I used a Kagan Structure (Rally Coach).  My students learn the rules and roles for this mini-activity at the beginning of the school year, so it is a classroom routine.  The instructions are in the slide show.

As students are working, circulate around the classroom.  Common problems to look for:

• Students may not use correct notation.
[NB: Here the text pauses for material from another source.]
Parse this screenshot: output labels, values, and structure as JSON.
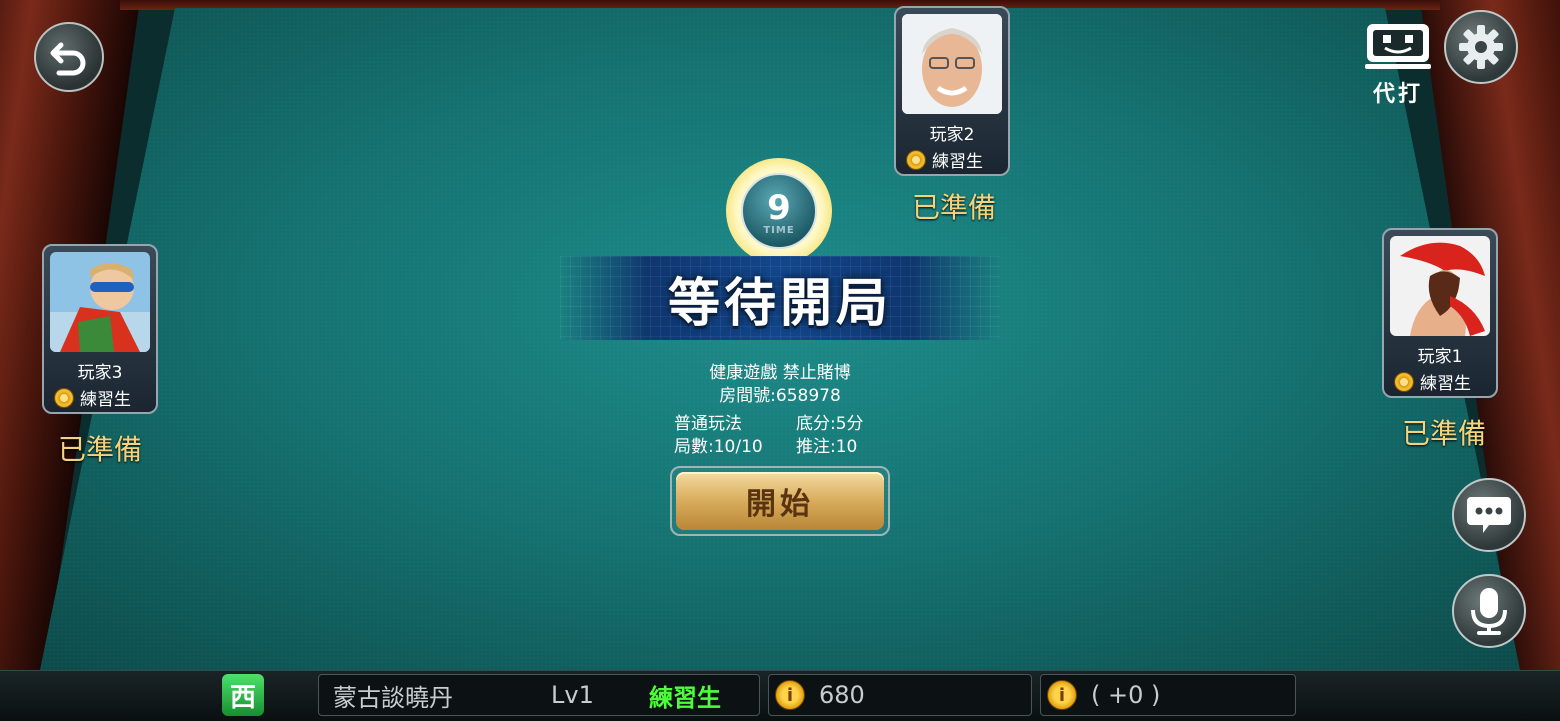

Have students practice solving special right triangles (15 minutes).   The practice activity is intended to be completed using individual white boards.  The problem set (found in the slide show)  is displayed using the document projector.  Problems are presented in pairs, allowing students to work at different speeds.  Students may choose to complete either the problem on the left or the problem on the right.  Ask students to write the number of the problem they completed.   Insist that students show their work, both to help you make corrections when necessary and so that they can explain their thinking to teammates who may need their help.  Students hold their whiteboards in the air when they are finished with a problem so that you can check it.  If students are working fast, they should complete both problems in each pair, but all students should concentrate on answering one problem of each pair correctly first.

As students are working, circulate around the classroom.  Common problems to look for:

• Students who are confused may erase their work before you have time to come around and check it.  Ask those students to concentrate on working a single problem to completion and not to be concerned with how fast others are working.  Stay with a student if necessary, to give them support and ensure that they have success.

## Lesson Close

5 minutes

Have students reflect on the lesson in pairs and teams (5 minutes).  Students share in pairs, then in teams.  Teams report out by listing three important things they learned on the white board.

I used a Kagan Structure (Timed Pairs Share), with a few modifications.  The instructions are in the slide show.